Dataset items:
--- START ---
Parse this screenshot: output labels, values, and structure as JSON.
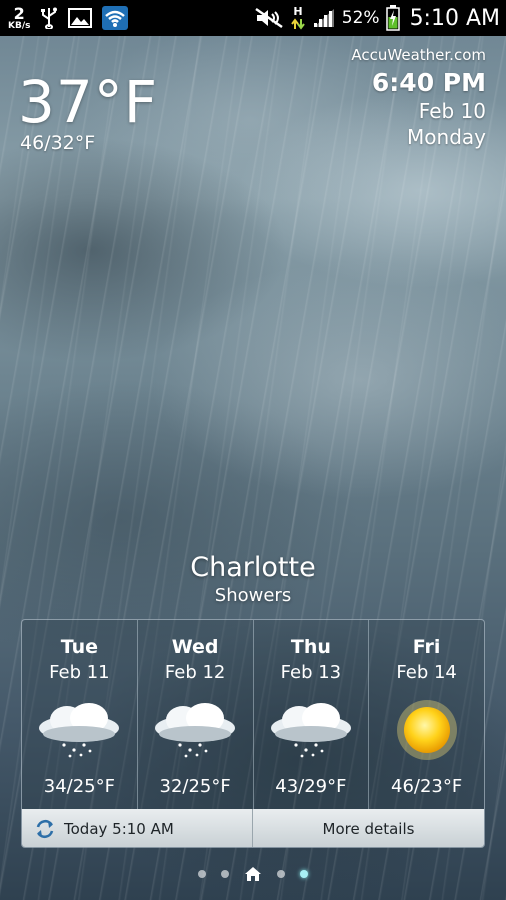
{
  "status_bar": {
    "speed_value": "2",
    "speed_unit": "KB/s",
    "network_label": "H",
    "battery_percent": "52%",
    "time": "5:10 AM",
    "icons": [
      "usb-icon",
      "image-icon",
      "wifi-icon",
      "mute-icon",
      "data-arrows-icon",
      "signal-icon",
      "battery-charging-icon"
    ]
  },
  "weather": {
    "current_temp": "37°F",
    "hi_lo": "46/32°F",
    "source": "AccuWeather.com",
    "local_time": "6:40 PM",
    "date": "Feb 10",
    "weekday": "Monday",
    "city": "Charlotte",
    "condition": "Showers"
  },
  "forecast": [
    {
      "day": "Tue",
      "date": "Feb 11",
      "icon": "snow-cloud-icon",
      "temps": "34/25°F"
    },
    {
      "day": "Wed",
      "date": "Feb 12",
      "icon": "snow-cloud-icon",
      "temps": "32/25°F"
    },
    {
      "day": "Thu",
      "date": "Feb 13",
      "icon": "snow-cloud-icon",
      "temps": "43/29°F"
    },
    {
      "day": "Fri",
      "date": "Feb 14",
      "icon": "sun-icon",
      "temps": "46/23°F"
    }
  ],
  "footer": {
    "updated": "Today 5:10 AM",
    "more": "More details"
  },
  "pager": {
    "pages": 5,
    "active_index": 4,
    "home_index": 2
  },
  "colors": {
    "accent_dot": "#a8f0f4",
    "footer_bg": "#e0e5e8"
  }
}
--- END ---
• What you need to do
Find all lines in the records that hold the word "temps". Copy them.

• Answer to this exercise
      "temps": "34/25°F"
      "temps": "32/25°F"
      "temps": "43/29°F"
      "temps": "46/23°F"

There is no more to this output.